§ **Instructions to follow**
If a line in the listing carries the word "test", return a copy of that line.

[Start of section]

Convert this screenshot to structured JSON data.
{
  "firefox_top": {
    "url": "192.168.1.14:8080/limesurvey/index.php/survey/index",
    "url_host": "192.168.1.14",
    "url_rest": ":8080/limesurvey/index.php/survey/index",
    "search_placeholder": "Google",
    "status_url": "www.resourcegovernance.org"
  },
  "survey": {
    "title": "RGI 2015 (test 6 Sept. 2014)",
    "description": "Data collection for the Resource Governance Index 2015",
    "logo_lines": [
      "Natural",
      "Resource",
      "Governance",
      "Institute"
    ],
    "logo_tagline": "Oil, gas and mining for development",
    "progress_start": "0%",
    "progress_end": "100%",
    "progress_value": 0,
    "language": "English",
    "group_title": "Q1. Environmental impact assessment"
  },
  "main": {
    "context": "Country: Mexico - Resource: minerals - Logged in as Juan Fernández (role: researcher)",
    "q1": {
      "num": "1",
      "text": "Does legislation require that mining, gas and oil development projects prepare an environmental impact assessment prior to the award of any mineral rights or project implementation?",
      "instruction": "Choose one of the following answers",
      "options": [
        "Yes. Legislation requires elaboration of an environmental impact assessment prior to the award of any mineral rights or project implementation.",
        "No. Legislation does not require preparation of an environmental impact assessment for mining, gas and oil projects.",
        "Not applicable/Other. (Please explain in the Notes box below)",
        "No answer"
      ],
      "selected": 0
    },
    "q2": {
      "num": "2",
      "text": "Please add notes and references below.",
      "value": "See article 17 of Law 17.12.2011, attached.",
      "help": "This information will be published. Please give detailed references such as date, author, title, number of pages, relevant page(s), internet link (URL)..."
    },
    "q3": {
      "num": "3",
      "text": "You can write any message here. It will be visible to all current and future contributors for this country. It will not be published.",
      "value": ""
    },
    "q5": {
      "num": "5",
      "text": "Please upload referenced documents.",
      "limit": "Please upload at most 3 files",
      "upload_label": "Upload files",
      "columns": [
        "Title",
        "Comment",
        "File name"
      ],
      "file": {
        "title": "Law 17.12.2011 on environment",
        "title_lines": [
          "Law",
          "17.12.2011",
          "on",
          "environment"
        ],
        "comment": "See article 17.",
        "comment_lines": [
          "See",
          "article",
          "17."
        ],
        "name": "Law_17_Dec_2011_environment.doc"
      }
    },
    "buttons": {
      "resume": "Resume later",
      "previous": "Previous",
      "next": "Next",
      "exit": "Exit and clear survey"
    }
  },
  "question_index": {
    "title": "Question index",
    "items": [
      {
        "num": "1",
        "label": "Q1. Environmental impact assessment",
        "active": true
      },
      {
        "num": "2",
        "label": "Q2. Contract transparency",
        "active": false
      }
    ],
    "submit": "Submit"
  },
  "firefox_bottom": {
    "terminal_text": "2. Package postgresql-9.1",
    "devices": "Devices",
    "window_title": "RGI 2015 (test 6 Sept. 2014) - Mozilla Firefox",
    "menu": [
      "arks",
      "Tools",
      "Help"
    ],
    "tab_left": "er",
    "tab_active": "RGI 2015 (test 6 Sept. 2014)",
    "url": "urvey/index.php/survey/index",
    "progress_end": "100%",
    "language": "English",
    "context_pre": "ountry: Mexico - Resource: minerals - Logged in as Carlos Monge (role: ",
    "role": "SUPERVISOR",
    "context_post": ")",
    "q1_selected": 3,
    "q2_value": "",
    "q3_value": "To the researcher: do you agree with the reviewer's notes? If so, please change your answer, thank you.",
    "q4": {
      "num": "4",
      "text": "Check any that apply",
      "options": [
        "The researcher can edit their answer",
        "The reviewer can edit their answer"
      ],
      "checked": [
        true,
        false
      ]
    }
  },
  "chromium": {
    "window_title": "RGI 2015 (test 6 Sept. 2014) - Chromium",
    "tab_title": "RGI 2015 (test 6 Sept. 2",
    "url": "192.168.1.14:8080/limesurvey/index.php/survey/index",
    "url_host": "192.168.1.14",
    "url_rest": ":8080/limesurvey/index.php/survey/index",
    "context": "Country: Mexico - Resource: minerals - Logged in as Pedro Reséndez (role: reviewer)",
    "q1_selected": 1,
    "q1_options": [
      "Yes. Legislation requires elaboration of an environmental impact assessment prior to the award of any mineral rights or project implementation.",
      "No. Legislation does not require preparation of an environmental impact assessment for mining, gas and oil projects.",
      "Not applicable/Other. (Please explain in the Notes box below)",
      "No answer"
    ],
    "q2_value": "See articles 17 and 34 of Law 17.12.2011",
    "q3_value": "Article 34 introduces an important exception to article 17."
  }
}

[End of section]

§ **Written reply**
    "title": "RGI 2015 (test 6 Sept. 2014)",
    "window_title": "RGI 2015 (test 6 Sept. 2014) - Mozilla Firefox",
    "tab_active": "RGI 2015 (test 6 Sept. 2014)",
    "window_title": "RGI 2015 (test 6 Sept. 2014) - Chromium",
    "tab_title": "RGI 2015 (test 6 Sept. 2",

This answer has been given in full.